“What Are My Team’s Assets?”
Once you know how many people you need and who you will invite, determine the group’s strengths. What do you have to work with? What does each team member bring to the team? Remember to look beyond a person’s job description. Your school’s Director of Teaching and Learning may also be an accomplished musician. Your administrative assistant may dabble in floral design. Perhaps the Chair of your History department also organizes the most memorable dinner parties. As you think through the team’s strengths, pay attention to how and where these strengths intersect. In what ways does each teammate complement one another?
In addition to human assets, what other assets are available? Think about the spaces where you might work. What tools do you have? What resources are nearby? What services are right at hand?

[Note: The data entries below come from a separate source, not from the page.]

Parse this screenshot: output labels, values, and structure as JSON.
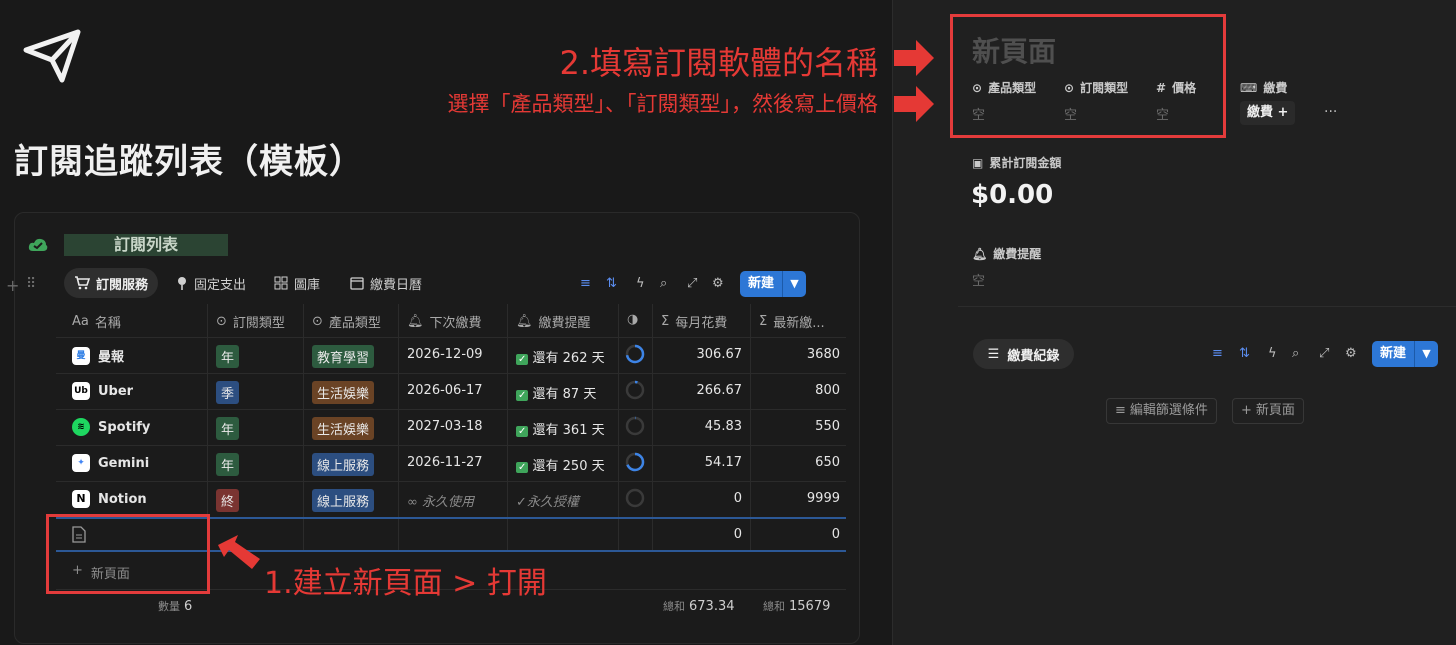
{
  "page": {
    "title": "訂閱追蹤列表（模板）"
  },
  "database": {
    "title": "訂閱列表",
    "tabs": [
      {
        "label": "訂閱服務",
        "icon": "cart-icon",
        "active": true
      },
      {
        "label": "固定支出",
        "icon": "pin-icon",
        "active": false
      },
      {
        "label": "圖庫",
        "icon": "gallery-icon",
        "active": false
      },
      {
        "label": "繳費日曆",
        "icon": "calendar-icon",
        "active": false
      }
    ],
    "new_button": "新建",
    "columns": [
      "名稱",
      "訂閱類型",
      "產品類型",
      "下次繳費",
      "繳費提醒",
      "每月花費",
      "最新繳..."
    ],
    "rows": [
      {
        "name": "曼報",
        "sub": "年",
        "prod": "教育學習",
        "next": "2026-12-09",
        "remind": "還有 262 天",
        "progress": 0.72,
        "monthly": "306.67",
        "latest": "3680"
      },
      {
        "name": "Uber",
        "sub": "季",
        "prod": "生活娛樂",
        "next": "2026-06-17",
        "remind": "還有 87 天",
        "progress": 0.05,
        "monthly": "266.67",
        "latest": "800"
      },
      {
        "name": "Spotify",
        "sub": "年",
        "prod": "生活娛樂",
        "next": "2027-03-18",
        "remind": "還有 361 天",
        "progress": 0.01,
        "monthly": "45.83",
        "latest": "550"
      },
      {
        "name": "Gemini",
        "sub": "年",
        "prod": "線上服務",
        "next": "2026-11-27",
        "remind": "還有 250 天",
        "progress": 0.69,
        "monthly": "54.17",
        "latest": "650"
      },
      {
        "name": "Notion",
        "sub": "終",
        "prod": "線上服務",
        "next": "∞ 永久使用",
        "remind": "✓永久授權",
        "progress": 0,
        "monthly": "0",
        "latest": "9999"
      }
    ],
    "blank_row": {
      "monthly": "0",
      "latest": "0"
    },
    "add_page": "新頁面",
    "summary": {
      "count_label": "數量",
      "count": "6",
      "sum_label_1": "總和",
      "sum_1": "673.34",
      "sum_label_2": "總和",
      "sum_2": "15679"
    }
  },
  "annotations": {
    "step1": "1.建立新頁面 > 打開",
    "step2_title": "2.填寫訂閱軟體的名稱",
    "step2_sub": "選擇「產品類型」、「訂閱類型」，然後寫上價格"
  },
  "side_panel": {
    "title": "新頁面",
    "props": [
      {
        "label": "產品類型",
        "value": "空"
      },
      {
        "label": "訂閱類型",
        "value": "空"
      },
      {
        "label": "價格",
        "value": "空"
      }
    ],
    "pay": {
      "label": "繳費",
      "button": "繳費 +"
    },
    "more": "···",
    "total": {
      "label": "累計訂閱金額",
      "value": "$0.00"
    },
    "reminder": {
      "label": "繳費提醒",
      "value": "空"
    },
    "records": {
      "label": "繳費紀錄",
      "new_button": "新建",
      "edit_filter": "編輯篩選條件",
      "add_page": "新頁面"
    }
  },
  "colors": {
    "accent": "#2d77d6",
    "annotation": "#e53935",
    "tag_green": "#2d5b3f",
    "tag_blue": "#2c4e80",
    "tag_red": "#7a3431",
    "tag_brown": "#6a4325"
  }
}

Identifying and naming your assets is a two-for-one exercise. It also reveals the gaps. Another way to think about this is, “Who else can help us?” If you have several people on the same team with similar strengths, determine whether each person is needed. Having four graphic designers working on one presentation may result in the world’s most dynamic slideshow or graphic gridlock.
If you have three big-picture thinkers, the team is sure to excel at 60,000 ft exercises and might struggle when it comes to “landing the plane.” Your goal is to build a team that has a good balance of different work preferences and approaches. If your team collaborates on projects regularly, ask all members to complete a team profile evaluation such as this one.

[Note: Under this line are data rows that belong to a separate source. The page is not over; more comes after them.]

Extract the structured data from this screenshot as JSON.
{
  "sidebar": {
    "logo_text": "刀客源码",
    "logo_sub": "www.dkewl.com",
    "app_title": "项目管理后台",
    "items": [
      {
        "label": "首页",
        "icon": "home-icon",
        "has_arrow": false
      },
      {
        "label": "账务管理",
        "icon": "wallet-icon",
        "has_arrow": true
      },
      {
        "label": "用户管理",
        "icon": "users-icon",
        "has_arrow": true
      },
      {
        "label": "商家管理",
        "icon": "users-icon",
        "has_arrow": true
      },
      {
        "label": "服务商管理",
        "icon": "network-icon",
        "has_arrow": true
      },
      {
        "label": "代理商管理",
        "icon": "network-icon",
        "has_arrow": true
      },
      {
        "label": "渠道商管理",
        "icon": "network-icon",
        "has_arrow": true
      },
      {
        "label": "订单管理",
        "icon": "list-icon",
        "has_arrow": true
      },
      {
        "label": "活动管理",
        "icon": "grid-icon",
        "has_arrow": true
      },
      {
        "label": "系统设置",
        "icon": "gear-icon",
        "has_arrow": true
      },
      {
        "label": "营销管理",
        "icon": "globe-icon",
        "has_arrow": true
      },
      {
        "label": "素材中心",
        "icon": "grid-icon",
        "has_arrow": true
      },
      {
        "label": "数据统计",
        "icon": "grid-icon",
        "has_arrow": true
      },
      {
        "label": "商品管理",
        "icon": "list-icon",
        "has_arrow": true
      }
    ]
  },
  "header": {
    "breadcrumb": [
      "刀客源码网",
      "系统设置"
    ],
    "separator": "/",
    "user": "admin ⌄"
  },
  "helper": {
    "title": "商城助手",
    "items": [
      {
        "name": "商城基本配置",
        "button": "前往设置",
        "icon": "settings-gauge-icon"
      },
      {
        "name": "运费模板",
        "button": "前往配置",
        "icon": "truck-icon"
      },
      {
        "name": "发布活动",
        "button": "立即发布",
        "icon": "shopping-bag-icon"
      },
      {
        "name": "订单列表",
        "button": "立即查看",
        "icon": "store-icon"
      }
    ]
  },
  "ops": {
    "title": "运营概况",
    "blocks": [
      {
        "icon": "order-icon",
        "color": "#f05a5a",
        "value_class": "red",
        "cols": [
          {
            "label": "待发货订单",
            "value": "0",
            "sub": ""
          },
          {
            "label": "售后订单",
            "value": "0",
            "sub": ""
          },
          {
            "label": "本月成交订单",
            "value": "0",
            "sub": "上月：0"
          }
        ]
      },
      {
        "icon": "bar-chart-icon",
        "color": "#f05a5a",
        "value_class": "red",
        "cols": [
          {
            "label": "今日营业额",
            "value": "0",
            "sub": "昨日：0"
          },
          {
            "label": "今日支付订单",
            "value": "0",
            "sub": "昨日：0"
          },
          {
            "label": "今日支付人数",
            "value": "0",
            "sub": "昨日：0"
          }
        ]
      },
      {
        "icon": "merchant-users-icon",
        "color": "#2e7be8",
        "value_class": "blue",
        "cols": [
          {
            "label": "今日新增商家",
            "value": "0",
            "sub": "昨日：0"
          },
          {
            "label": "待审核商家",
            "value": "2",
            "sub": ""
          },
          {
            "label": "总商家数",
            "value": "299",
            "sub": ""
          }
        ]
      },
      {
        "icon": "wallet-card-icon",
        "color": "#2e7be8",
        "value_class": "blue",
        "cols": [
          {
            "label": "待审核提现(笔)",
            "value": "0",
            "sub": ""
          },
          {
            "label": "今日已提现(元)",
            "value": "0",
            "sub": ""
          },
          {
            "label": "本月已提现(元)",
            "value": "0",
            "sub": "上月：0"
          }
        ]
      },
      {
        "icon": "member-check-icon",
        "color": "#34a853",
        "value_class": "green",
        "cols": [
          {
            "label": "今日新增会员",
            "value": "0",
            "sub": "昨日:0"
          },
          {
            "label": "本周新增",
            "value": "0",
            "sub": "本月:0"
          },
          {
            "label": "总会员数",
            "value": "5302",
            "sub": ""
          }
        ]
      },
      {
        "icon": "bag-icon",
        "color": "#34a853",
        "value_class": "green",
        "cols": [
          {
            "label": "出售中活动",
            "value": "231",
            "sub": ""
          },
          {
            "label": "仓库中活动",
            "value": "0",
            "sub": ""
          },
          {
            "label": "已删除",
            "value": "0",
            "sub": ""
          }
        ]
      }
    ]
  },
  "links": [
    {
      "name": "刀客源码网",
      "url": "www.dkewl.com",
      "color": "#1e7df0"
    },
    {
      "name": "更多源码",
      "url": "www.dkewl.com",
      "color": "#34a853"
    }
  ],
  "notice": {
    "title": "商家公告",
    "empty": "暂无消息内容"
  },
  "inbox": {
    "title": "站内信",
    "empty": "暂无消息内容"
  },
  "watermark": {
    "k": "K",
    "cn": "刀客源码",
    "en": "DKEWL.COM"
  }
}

If your team has an abundance of one strength and a lack of another:
- Replace an existing group member with someone who offers complementary skills.
- Increase the size of the group to add that complementary voice. Remember, adding people also adds logistics.
“What’s the Measurable Outcome?”
To create the conditions for productive collaboration, each team member must understand three things:
- The purpose of the project
- His/Her/Their role on the team
- How the team depends on that role
Remember that meeting at the beginning where we wondered, “What am I doing here?” When we experience that question, it’s usually because we don’t understand these three conditions. Maybe we know the purpose of the project, but unless we see how we can help and how that help is critical to the project’s success, even the most enthusiastic among us tend to check out.
In the book Strategic Doing: Ten Skills for Agile Leadership, the authors offer three excellent guiding questions to help name measurable outcomes:
- If successful, what will we see?
- What will we feel?
- Whose lives will be different and how?
“Who’s lives will be different and how” feels (perhaps) a bit lofty. Should we expect every collaboration to be life-altering? Maybe not. But it does offer a way of reframing Question 1 from our list: Why are we doing this together? By naming the measurable outcomes well, we also answer the shorter question, “Why are we doing this… at all?”
Note: If you have answered the five questions listed above, you are now at collaboration’s doorstop. In our next blog post “Designing for Productive Collaboration Part 2,” we will open the door and offer suggestions for how best to structure the group work ahead.